■ Directions for this task
Would you print every entry below exactly as written, omitting the images?

BEGIN Excerpted data

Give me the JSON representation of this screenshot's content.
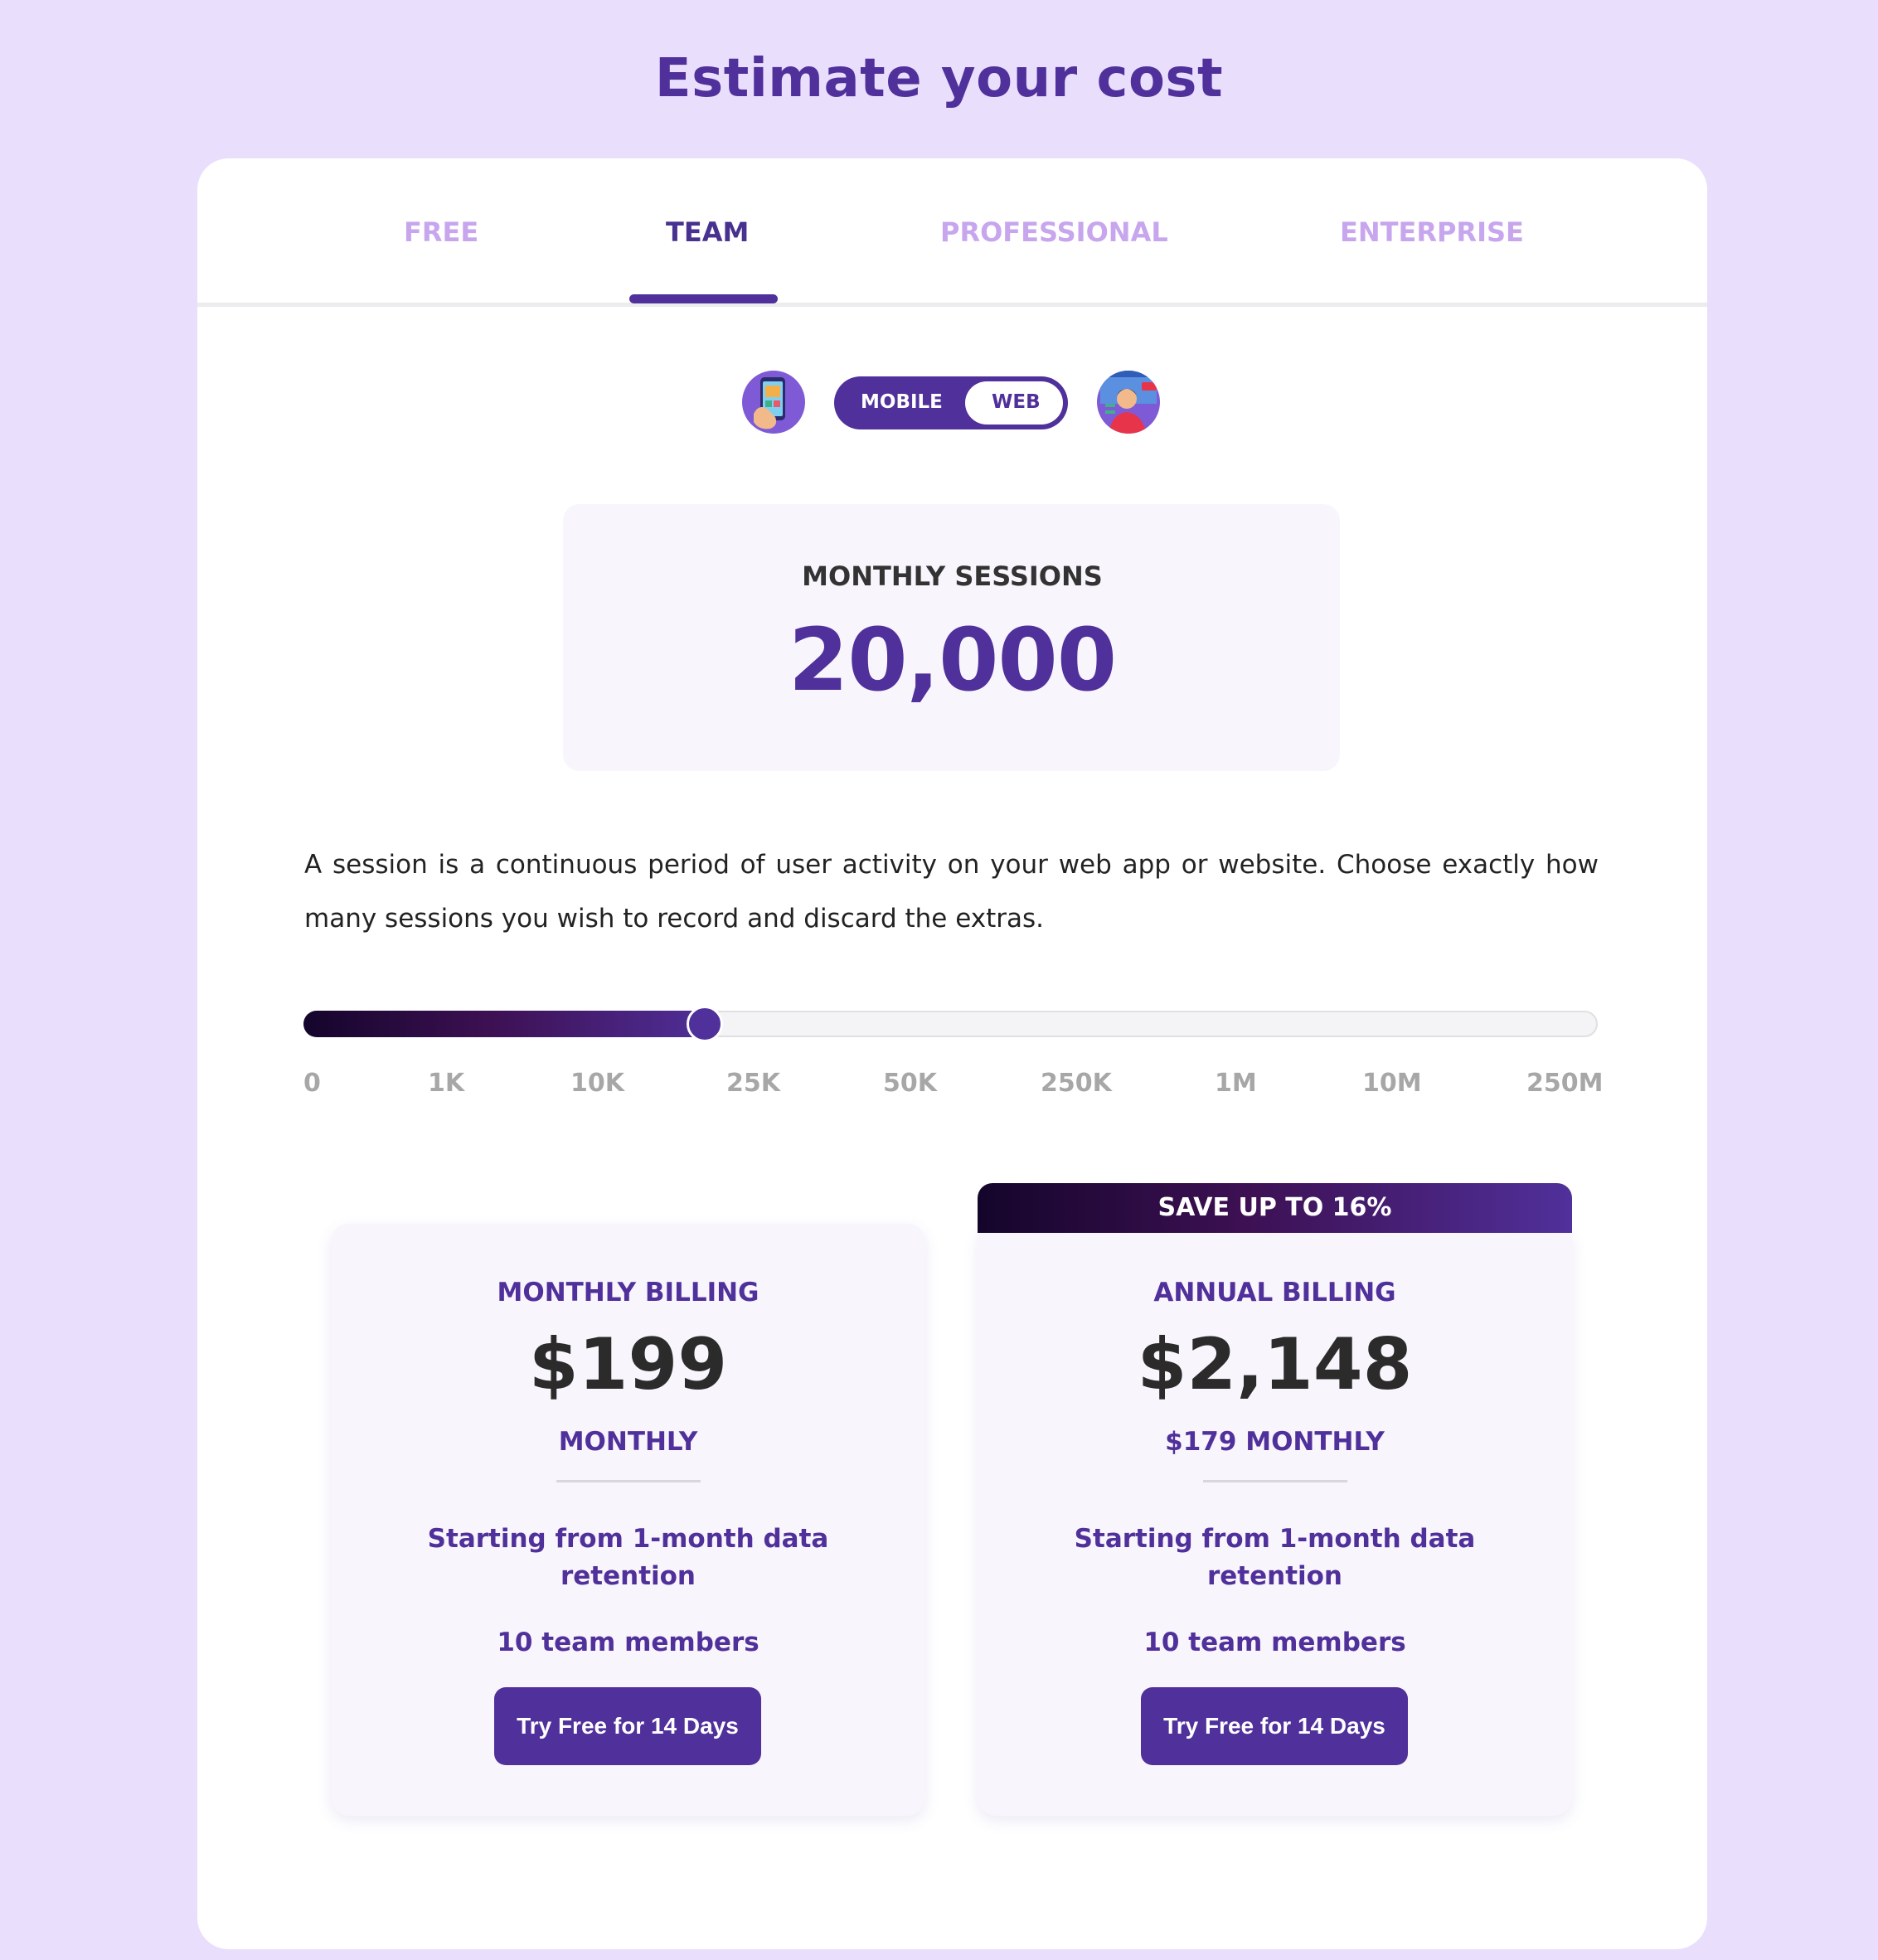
{
  "page": {
    "title": "Estimate your cost"
  },
  "tabs": [
    {
      "label": "FREE",
      "active": false
    },
    {
      "label": "TEAM",
      "active": true
    },
    {
      "label": "PROFESSIONAL",
      "active": false
    },
    {
      "label": "ENTERPRISE",
      "active": false
    }
  ],
  "platform_toggle": {
    "left_icon": "mobile-phone-icon",
    "right_icon": "live-web-session-icon",
    "options": [
      "MOBILE",
      "WEB"
    ],
    "selected": "WEB"
  },
  "sessions": {
    "label": "MONTHLY SESSIONS",
    "value": "20,000"
  },
  "description": "A session is a continuous period of user activity on your web app or website. Choose exactly how many sessions you wish to record and discard the extras.",
  "slider": {
    "ticks": [
      "0",
      "1K",
      "10K",
      "25K",
      "50K",
      "250K",
      "1M",
      "10M",
      "250M"
    ],
    "current_value": 20000
  },
  "billing": {
    "monthly": {
      "heading": "MONTHLY BILLING",
      "price": "$199",
      "sub": "MONTHLY",
      "retention": "Starting from 1-month data retention",
      "members": "10 team members",
      "button": "Try Free for 14 Days"
    },
    "annual": {
      "banner": "SAVE UP TO 16%",
      "heading": "ANNUAL BILLING",
      "price": "$2,148",
      "sub": "$179 MONTHLY",
      "retention": "Starting from 1-month data retention",
      "members": "10 team members",
      "button": "Try Free for 14 Days"
    }
  },
  "colors": {
    "accent": "#50309a",
    "background": "#e9dffd",
    "tab_inactive": "#c7a6ee"
  }
}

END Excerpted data

■ Result
Give me the JSON representation of this screenshot's content.
{
  "page": {
    "title": "Estimate your cost"
  },
  "tabs": [
    {
      "label": "FREE",
      "active": false
    },
    {
      "label": "TEAM",
      "active": true
    },
    {
      "label": "PROFESSIONAL",
      "active": false
    },
    {
      "label": "ENTERPRISE",
      "active": false
    }
  ],
  "platform_toggle": {
    "left_icon": "mobile-phone-icon",
    "right_icon": "live-web-session-icon",
    "options": [
      "MOBILE",
      "WEB"
    ],
    "selected": "WEB"
  },
  "sessions": {
    "label": "MONTHLY SESSIONS",
    "value": "20,000"
  },
  "description": "A session is a continuous period of user activity on your web app or website. Choose exactly how many sessions you wish to record and discard the extras.",
  "slider": {
    "ticks": [
      "0",
      "1K",
      "10K",
      "25K",
      "50K",
      "250K",
      "1M",
      "10M",
      "250M"
    ],
    "current_value": 20000
  },
  "billing": {
    "monthly": {
      "heading": "MONTHLY BILLING",
      "price": "$199",
      "sub": "MONTHLY",
      "retention": "Starting from 1-month data retention",
      "members": "10 team members",
      "button": "Try Free for 14 Days"
    },
    "annual": {
      "banner": "SAVE UP TO 16%",
      "heading": "ANNUAL BILLING",
      "price": "$2,148",
      "sub": "$179 MONTHLY",
      "retention": "Starting from 1-month data retention",
      "members": "10 team members",
      "button": "Try Free for 14 Days"
    }
  },
  "colors": {
    "accent": "#50309a",
    "background": "#e9dffd",
    "tab_inactive": "#c7a6ee"
  }
}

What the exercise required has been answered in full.